GEOG 160
Mapping Our Changing World

9.2 Low Level Radioactive Waste


According to the U.S. Nuclear Regulatory Commission (2004), LLRW consists of discarded items that have become contaminated with radioactive material or have become radioactive through exposure to neutron radiation. Trash, protective clothing, and used laboratory glassware make up all but about 3 percent of LLRW. These "Class A" wastes remain hazardous for less than 100 years. "Class B" wastes, consisting of water purification filters and ion exchange resins used to clean contaminated water at nuclear power plants, remain hazardous for up to 300 years. "Class C" wastes, such as metal parts of decommissioned nuclear reactors, constitute less than 1 percent of all LLRW, but remain dangerous for up to 500 years.

The danger of exposure to LLRW varies widely according to the types and concentration of radioactive material contained in the waste.

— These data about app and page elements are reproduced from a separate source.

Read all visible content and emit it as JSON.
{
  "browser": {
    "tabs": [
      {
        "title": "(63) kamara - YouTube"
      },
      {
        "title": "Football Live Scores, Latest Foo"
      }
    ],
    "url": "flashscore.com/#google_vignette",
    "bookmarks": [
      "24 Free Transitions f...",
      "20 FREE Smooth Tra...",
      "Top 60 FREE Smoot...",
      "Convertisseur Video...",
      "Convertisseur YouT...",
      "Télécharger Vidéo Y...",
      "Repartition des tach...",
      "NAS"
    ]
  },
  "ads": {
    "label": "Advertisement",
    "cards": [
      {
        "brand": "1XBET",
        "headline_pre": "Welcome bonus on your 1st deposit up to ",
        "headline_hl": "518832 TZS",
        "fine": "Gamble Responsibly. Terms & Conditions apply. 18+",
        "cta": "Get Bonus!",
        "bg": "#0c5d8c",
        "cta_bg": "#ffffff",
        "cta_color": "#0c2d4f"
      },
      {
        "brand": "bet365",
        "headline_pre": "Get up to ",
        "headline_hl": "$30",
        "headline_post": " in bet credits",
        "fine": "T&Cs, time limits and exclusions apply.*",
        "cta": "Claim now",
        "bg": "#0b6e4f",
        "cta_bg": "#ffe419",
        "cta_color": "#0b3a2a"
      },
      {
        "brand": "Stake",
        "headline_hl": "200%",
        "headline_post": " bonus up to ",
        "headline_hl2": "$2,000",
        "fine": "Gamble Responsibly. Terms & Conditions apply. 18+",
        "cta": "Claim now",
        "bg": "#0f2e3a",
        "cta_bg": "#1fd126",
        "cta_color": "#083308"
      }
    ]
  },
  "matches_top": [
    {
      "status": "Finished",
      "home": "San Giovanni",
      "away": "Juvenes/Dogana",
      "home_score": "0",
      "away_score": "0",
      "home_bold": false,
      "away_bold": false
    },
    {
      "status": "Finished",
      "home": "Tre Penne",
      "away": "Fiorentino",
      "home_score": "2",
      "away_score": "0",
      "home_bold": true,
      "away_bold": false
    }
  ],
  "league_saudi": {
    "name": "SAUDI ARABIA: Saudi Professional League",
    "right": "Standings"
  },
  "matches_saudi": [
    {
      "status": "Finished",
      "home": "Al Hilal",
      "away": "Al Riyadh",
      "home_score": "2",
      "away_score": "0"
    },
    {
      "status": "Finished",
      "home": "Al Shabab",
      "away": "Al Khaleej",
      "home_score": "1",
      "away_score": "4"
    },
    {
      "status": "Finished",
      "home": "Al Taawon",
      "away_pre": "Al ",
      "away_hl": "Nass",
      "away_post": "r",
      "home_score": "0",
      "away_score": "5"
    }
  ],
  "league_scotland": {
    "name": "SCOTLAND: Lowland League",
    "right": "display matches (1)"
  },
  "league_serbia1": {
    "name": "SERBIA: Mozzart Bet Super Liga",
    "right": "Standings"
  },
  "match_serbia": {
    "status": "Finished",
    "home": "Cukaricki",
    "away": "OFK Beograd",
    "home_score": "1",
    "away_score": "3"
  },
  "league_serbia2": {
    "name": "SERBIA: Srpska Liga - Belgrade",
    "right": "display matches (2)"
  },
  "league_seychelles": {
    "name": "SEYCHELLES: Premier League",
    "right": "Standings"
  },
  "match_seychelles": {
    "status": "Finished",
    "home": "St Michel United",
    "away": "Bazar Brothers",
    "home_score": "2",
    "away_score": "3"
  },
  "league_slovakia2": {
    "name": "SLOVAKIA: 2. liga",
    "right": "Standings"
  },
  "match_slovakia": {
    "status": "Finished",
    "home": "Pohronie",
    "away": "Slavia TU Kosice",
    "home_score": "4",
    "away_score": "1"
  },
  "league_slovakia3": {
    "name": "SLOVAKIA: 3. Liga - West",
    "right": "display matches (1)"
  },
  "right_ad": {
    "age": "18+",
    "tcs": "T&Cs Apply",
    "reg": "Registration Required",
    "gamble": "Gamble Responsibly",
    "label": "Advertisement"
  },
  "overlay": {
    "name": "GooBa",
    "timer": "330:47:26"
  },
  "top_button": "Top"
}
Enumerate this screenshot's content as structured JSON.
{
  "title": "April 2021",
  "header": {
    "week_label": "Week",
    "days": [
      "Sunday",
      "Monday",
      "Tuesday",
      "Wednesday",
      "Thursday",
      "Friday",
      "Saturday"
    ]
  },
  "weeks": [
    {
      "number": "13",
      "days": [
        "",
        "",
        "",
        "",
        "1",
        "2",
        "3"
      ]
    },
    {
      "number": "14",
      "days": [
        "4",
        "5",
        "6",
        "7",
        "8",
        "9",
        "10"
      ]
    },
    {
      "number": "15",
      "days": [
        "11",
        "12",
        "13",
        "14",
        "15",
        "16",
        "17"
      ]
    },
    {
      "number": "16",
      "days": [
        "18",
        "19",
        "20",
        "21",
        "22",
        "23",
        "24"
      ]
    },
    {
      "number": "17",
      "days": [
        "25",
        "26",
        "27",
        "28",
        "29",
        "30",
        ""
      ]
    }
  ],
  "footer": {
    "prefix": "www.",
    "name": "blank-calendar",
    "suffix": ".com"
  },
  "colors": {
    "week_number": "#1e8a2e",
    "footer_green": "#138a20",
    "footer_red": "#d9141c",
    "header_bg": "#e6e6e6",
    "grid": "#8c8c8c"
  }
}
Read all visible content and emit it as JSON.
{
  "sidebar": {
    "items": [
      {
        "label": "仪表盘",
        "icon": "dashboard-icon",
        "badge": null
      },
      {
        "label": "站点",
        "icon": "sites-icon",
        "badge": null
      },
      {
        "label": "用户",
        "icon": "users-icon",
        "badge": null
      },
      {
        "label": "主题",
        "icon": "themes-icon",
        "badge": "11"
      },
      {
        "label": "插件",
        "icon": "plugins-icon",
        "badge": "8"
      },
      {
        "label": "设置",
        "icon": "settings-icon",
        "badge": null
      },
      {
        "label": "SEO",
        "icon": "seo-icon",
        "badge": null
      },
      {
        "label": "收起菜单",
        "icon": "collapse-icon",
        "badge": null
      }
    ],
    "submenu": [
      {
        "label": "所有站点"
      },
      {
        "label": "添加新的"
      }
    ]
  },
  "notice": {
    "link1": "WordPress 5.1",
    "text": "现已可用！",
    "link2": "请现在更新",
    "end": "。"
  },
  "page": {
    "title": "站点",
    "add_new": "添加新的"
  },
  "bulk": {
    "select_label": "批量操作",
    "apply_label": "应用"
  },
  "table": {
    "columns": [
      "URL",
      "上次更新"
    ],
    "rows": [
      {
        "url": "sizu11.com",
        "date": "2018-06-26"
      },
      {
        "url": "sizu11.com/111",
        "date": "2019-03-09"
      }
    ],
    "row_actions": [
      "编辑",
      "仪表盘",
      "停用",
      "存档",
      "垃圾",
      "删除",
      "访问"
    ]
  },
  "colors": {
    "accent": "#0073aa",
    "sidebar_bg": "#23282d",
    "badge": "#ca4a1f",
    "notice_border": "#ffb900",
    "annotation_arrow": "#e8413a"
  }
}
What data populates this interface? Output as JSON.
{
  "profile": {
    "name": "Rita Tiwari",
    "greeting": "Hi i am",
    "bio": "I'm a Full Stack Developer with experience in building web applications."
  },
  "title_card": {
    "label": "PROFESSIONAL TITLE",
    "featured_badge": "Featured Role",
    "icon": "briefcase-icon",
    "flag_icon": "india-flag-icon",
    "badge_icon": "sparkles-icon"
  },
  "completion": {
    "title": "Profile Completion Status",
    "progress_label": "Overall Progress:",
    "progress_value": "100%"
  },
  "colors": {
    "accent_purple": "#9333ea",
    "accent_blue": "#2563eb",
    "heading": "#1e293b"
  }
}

Low level waste containing some radioactive materials used in medical research, for example, is not particularly hazardous unless inhaled or consumed, and a person can stand near it without shielding. On the other hand, exposure to LLRW contaminated by processing water at a reactor can lead to death or an increased risk of cancer (U.S. Nuclear Regulatory Commission, n.d.).

Production trends and destinations of low level radioactive waste.
Figure 9.1. Production trends and destinations of low level radioactive waste. (Click here for Figure 9.1 text description.)
Credit: U.S. Nuclear Regulatory Commission, 2005.

Hundreds of nuclear facilities across the country produce LLRW, but only a very few disposal sites are currently willing to store it. As of 2012, only three sites are licensed to accept LLWR (Locations of Low-Level Waste Disposal Facilities). Disposal facilities at Clive, UT; Barnwell, SC; and Richland, WA accepted over 4,000,000 cubic feet of LLRW in both 2005 and 2006, up from 1,419,000 cubic feet in 1998. By 2008, the volume had dropped to just over 2,000,000 cubic feet (U.S. Nuclear Regulatory Commisssion, 2011a). Sources include nuclear reactors, industrial users, government sources (other than nuclear weapons sites), and academic and medical facilities. (We have a small nuclear reactor here at Penn State that is used by students in graduate and undergraduate nuclear engineering classes. It is the longest operating research reactor in the country, in operation since August, 1955.)